"Up is up. Down is down."

Hello readers! Very sorry for the delay; I know I haven’t posted a new blog post in close to six months (since December), but it’s mainly due to my busy (masochistic?) schedule. I played with the New World Symphony, took a couple of professional auditions, bought a new bassoon, and gave a recital to finish up my first year of my master’s degree at the Cleveland Institute of Music, so it’s been a productive second semester to say the least.

I’ll write about all of the recent activities that I’ve mentioned above in the blog soon, but I decided to write about something more current that’s had one of the biggest impacts on my musicality as a whole this past year, and I’d like to share it with you since I believe this concept of music should be universal in all great performances.

The concept is simple: “Up is up, down is down.”

John Mack, Principal Oboe of the Cleveland Orchestra from 1965 to 2001.

John Mack, Principal Oboe of the Cleveland Orchestra from 1965 to 2001.

The following phrase was coined and pioneered by John Mack, previous principal oboe of the Cleveland Orchestra appointed by George Szell from 1965 to 2001. CIM knows and deeply respects the teachings of Mack and takes pride in his association with Cleveland as a whole for his enlightening teachings and immaculate recordings he has with the Cleveland Orchestra.

So, what does “Up is up, down is down” mean exactly?

In a basic, diluted sense, when the notated music goes up, you give more in volume and presence.

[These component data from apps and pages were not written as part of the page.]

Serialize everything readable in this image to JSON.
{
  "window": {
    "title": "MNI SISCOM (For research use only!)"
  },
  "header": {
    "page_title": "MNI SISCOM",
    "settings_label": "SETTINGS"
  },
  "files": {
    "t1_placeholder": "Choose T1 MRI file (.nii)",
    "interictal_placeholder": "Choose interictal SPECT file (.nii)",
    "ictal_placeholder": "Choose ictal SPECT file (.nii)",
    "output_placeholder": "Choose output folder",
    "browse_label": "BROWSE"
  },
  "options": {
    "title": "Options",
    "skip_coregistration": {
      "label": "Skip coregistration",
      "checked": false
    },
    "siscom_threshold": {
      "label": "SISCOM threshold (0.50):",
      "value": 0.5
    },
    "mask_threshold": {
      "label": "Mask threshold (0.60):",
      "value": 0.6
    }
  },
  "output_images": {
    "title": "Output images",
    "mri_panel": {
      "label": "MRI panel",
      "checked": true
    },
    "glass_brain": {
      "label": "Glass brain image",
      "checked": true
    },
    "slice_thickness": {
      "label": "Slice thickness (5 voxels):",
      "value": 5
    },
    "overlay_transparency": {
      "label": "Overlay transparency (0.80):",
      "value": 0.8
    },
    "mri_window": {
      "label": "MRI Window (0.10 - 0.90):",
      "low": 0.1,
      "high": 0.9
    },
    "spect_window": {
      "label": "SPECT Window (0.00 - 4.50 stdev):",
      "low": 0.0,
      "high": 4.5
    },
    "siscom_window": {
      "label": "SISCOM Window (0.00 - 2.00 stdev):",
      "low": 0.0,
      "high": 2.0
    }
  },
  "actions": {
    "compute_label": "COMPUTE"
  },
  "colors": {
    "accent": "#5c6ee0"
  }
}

When the notation is written in a downward motion, the inverse is achieved. It’s almost a little puerile to be told this, but the results after one considers this concept viable (and is almost necessary) are very stark.

While the concept is simple, it can add so much to one’s musical ideas; orchestral passages and excerpts, solo repertoire, and even new music, can all benefit from this practice of understanding the contour of just a simple line made up of black ink on white paper.

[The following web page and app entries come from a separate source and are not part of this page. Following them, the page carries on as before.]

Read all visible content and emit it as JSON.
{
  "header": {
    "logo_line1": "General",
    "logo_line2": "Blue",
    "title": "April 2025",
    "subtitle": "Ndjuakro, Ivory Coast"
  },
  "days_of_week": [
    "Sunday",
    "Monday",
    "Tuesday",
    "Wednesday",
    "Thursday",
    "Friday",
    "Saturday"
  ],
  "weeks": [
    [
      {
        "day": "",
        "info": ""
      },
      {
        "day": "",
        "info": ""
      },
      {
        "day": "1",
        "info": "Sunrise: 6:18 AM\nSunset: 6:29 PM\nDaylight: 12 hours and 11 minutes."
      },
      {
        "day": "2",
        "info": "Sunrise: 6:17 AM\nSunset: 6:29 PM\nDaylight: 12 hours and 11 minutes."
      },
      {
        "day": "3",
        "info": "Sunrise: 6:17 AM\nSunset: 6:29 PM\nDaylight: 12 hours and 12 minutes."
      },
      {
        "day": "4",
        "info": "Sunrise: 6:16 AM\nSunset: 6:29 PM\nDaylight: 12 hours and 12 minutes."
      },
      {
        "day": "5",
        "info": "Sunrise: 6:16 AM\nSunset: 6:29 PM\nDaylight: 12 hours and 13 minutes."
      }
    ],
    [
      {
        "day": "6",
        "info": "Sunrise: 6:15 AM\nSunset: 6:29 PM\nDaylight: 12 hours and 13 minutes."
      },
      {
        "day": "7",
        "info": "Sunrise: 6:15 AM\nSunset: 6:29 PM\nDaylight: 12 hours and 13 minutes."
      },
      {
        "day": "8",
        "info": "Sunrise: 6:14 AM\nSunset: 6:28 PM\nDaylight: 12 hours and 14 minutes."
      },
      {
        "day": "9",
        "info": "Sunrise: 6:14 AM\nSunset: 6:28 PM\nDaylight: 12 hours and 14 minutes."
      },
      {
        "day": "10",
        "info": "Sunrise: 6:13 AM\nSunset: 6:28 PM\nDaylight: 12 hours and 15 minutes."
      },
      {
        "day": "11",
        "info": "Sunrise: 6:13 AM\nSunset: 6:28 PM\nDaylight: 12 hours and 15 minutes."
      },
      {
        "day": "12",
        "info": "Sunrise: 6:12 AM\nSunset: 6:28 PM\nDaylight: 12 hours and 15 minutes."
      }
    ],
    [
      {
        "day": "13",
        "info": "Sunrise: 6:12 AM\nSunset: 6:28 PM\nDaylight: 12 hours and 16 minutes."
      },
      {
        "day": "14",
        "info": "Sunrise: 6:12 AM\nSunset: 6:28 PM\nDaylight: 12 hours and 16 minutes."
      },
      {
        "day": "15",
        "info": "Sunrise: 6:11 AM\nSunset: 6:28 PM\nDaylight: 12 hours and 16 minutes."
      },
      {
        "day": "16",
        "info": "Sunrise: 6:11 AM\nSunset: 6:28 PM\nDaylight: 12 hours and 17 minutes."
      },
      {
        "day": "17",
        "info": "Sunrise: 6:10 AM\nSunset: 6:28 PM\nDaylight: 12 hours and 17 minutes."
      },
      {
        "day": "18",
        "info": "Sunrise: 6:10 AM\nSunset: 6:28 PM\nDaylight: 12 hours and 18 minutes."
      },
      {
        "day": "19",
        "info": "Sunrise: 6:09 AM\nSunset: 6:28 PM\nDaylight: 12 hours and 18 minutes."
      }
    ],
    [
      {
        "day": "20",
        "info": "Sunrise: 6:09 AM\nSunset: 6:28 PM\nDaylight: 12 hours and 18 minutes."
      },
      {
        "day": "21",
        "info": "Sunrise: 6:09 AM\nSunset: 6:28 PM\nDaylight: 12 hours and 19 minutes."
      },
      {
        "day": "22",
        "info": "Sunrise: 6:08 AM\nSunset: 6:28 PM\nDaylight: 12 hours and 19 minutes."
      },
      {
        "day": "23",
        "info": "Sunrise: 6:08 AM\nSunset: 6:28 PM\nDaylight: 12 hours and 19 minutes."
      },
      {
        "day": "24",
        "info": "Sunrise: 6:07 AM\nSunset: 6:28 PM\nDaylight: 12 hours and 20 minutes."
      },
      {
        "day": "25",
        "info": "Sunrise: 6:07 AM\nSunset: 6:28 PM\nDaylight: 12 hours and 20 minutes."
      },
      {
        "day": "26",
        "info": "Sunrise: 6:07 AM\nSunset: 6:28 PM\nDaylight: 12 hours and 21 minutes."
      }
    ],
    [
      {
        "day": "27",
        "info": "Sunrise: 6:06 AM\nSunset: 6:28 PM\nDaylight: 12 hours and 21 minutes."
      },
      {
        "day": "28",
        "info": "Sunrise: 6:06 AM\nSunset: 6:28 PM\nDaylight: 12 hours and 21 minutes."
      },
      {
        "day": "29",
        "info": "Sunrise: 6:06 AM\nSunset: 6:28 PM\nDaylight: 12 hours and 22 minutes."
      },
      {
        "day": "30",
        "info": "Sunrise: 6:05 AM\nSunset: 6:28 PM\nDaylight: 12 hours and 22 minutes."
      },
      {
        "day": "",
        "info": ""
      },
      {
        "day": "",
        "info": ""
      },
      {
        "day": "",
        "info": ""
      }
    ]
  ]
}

Let’s look at some examples:

Oboe I solo from Strauss’s “Don Juan”

Oboe I solo from Strauss’s “Don Juan”

While the passage above contains no dynamic marking, and scarce dynamic markings, oboists still consider this passage one of the most iconic and important solos in all of the orchestral oboe repertoire. Why? Because the music lies within the contour of the line, thus making it more human and logical.

Instrumentalists rarely think about their voice. Of course, they think about the voice of their instrument, their reeds, bows, how their sound is being perceived in the hall, etc., but the first thing that should pop into their head when playing a passage should be “Wait, how would I sing this like a vocalist?”.

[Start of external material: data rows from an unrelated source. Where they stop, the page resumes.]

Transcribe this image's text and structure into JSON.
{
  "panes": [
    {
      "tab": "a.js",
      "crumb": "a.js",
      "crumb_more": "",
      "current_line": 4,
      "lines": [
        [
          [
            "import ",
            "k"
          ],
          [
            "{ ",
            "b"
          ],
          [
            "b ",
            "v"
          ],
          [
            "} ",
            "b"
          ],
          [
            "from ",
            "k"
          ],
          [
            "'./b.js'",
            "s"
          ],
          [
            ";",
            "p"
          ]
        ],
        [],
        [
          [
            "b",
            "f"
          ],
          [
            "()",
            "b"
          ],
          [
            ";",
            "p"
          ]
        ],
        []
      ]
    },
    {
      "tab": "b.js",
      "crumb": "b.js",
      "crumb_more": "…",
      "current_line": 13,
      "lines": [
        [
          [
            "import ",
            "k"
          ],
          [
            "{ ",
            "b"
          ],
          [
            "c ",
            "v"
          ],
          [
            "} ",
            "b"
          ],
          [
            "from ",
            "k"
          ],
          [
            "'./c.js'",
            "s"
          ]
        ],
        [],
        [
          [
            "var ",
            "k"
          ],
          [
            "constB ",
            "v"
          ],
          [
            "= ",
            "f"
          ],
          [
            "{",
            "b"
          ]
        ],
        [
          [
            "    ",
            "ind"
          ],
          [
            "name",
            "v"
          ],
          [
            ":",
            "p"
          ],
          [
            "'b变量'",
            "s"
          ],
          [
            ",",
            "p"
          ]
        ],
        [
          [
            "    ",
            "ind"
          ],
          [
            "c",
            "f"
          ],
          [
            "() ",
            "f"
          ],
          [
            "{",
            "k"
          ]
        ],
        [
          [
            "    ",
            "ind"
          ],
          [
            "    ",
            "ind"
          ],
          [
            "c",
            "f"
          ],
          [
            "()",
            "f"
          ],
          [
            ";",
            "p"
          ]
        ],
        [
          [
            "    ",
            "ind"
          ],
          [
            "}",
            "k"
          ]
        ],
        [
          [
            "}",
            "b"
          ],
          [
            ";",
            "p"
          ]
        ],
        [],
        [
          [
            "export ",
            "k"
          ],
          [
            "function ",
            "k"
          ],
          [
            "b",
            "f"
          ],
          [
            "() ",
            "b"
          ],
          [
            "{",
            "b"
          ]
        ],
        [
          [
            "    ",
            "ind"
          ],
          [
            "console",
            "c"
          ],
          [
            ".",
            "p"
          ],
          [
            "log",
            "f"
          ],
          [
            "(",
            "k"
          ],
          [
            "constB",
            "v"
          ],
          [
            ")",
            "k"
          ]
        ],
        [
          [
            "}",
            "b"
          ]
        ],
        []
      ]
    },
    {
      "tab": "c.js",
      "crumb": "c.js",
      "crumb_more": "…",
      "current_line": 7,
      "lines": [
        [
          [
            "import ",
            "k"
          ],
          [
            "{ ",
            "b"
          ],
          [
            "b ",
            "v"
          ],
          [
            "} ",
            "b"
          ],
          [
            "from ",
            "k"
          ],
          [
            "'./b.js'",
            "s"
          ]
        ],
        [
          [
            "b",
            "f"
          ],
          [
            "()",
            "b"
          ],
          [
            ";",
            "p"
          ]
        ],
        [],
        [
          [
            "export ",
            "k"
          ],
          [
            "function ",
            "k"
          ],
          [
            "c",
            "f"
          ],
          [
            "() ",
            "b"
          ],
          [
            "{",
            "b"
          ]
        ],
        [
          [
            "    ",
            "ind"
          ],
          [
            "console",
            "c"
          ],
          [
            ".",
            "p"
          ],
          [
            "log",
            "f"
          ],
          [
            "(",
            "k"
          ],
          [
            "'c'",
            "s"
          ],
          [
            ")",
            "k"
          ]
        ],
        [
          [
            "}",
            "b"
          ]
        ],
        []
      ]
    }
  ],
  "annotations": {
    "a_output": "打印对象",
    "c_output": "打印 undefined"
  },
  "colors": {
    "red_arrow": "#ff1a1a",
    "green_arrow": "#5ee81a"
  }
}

And that’s where “Up is up, down is down” comes in. Some of the most heart-moving and inspirational performances I’ve seen were from opera productions, and they rightfully should’ve been, seeing as how the voice is the most natural instrument of all. (And it’s technically a double reed!)

Here’s how I would interpret the passage from “Don Juan”:

The red lines represent crescendos, while the blue lines represent decrescendos.

The red lines represent crescendos, while the blue lines represent decrescendos.

This is a watered version of what one might come up with for this excerpt, but it’s a start to something that comes across as more humane and vocal than coming from an inanimate object that has no soul or heartbeat, which can sidetrack our musical ability if we think about the nature of our instruments too much. That’s why I respect vocalists so much in their field; They’re able to pile on all these sorts of concepts into their performance, yet what they do is the most artistic way of just being human.

A lot of instrumentalists say things like “I would’ve played that line better if I had a better instrument.”, or “My musicality would’ve made more sense if I had the right reed.” No, it wouldn’t have; your musical ability is something that’s destined for you to take control of, rather than having your equipment do for you. If you ask any musician in the Cleveland Orchestra what their instrument is, they’ll immediately say it’s their tool, just like a professional grade camera; there’s different settings you can use, and certain mechanics like lenses and hair triggers that can be beneficial in your art of photo capturing, but that camera is only the tool in a grand scheme of capturing the product desired in your quest to make something great. The Product is the final result, not the tool.

I fell in love with this idea when I first moved here to Cleveland, and hopefully you find that this practice helps you find a more meaningful, tender performance in your musical career.

Getting Good Gigs

Getting Good Gigs